“I really believe that we need a comprehensive strategy to turn the tide of diet-related disease and get back on track. It’s not about banning sugar altogether, a piece of cake for a special treat is totally fine, but we need to understand that by reducing the way we eat and drink sugar we can have a huge impact on improving our health. Paired with regular exercise and a healthy, balanced diet, we can all lead a healthier, happier life.”
Elsewhere in the city, Sussex County Cricket Club is introducing a sugar levy in their historic ground in Hove and the club will also be transforming their Kids Packed lunches this season.
Freedom Leisure is joining the campaign and will be running Sugar Smart Activities during their Junior Summer Fitness Challenge. From June 2016, Freedom Leisure will be displaying sugar smart posters around their venues in the city. A healthy lunch box campaign will also be introduced as part of the Freedom Leisure holiday clubs.
Vic Borrill, Director, Brighton & Hove Food Partnership, said: “It is great to see so many organisations saying that our health matters to them and that they willing to take action to be sugar smart. Residents asked for more information about how much sugar is in the food and drink they buy so well done to Freedom Leisure, the cricket club and the University of Brighton for responding. To help at home the Food Partnership has produce a handy little Sugar Smart booklet.” The booklet can be found at: http://bhfood.org.uk/sugar-smart
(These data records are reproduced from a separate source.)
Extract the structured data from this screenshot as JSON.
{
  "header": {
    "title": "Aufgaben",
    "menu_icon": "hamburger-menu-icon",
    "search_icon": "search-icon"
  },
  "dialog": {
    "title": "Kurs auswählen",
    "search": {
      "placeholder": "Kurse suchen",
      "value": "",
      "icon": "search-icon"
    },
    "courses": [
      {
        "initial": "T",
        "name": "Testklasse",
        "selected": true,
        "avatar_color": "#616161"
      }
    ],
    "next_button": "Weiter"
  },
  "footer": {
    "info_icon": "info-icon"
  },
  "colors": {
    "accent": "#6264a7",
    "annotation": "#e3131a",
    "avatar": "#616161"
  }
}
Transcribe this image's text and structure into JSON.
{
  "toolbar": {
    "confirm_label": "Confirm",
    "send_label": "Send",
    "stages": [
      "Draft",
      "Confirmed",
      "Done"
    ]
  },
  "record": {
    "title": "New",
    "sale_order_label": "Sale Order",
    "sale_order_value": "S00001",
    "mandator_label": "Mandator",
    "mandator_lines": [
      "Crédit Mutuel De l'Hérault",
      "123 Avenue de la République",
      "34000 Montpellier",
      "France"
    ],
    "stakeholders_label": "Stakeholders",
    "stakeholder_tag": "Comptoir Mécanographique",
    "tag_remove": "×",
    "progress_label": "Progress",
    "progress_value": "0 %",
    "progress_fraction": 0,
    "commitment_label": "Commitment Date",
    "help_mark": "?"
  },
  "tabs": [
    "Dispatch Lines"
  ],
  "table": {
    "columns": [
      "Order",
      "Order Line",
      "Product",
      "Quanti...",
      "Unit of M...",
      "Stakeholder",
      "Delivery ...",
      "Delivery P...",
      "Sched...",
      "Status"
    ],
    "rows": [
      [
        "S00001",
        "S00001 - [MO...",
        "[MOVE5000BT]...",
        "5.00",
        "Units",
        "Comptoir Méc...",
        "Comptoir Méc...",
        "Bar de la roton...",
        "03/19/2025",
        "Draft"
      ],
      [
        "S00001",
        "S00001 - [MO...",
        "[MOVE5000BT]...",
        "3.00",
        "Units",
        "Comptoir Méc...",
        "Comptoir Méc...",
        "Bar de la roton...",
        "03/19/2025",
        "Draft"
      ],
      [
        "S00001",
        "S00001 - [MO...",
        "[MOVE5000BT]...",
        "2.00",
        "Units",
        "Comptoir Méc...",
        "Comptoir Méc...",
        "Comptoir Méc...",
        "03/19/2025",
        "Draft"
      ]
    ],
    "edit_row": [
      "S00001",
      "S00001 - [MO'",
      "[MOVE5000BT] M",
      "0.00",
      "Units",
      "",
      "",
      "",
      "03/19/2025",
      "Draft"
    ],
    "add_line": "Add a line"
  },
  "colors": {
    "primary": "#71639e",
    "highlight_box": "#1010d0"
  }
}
The health reasons for altering sugar consumption are wide ranging. Locally one in four children are overweight or obese by the time they leave primary school, while nationally people are eating three times as much sugar as they should. In Brighton & Hove alone more than 300 children were admitted to hospital for a general anaesthetic for multiple teeth extraction in 2012/13 and treating diet related diseases costs the NHS in Brighton & Hove £80 million year.
To take the message to the city’s children, there have already been events held in schools and breakfast clubs in recent months, with much more planned for the year ahead.
The first phase of working towards a Sugar Smart City was all about debate to find out what needs to be done to combat the city’s unhealthy addiction to sugar and the city believes now is the time to work together to make the changes which will lead to a healthier future.
People are being encouraged to share healthy recipes on social media using #sugarsmartcity The best recipes will be published on our www.brighton-hove.gov.uk/sugarsmart page.One way food outlets across the city can help raise awareness is by displaying new Sugar Smart posters and stickers which clearly show how many teaspoons of sugar are in various drinks, starting with 0 teaspoons of sugar in a 500ml bottle of water and rising to more than double the recommended daily intake in 500ml of some of the popular fizzy brands on the market. To request free copies of the Sugar Smart posters and stickers email: EHL.Food@brighton-hove.gov.uk
In 2015, the Scientific Advisory Committee on Nutrition (SACN) published recommendations that the average population intake of free sugars should not exceed five per cent of total dietary energy for age groups from two upwards. Free sugars are described as all sugars added to food and drinks by the manufacturer, cook or consumer, plus sugars naturally present in honey, syrups and unsweetened fruit juices. The SACN also advised that children and adults should minimise consumption of sugar sweetened drinks.
For more information on how to be Sugar Smart have a look at: www.brighton-hove.gov.uk/sugarsmart The information is divided into support for families, food businesses and schools, covering handy ways to identify products with a high sugar content and practical ways to improve diet.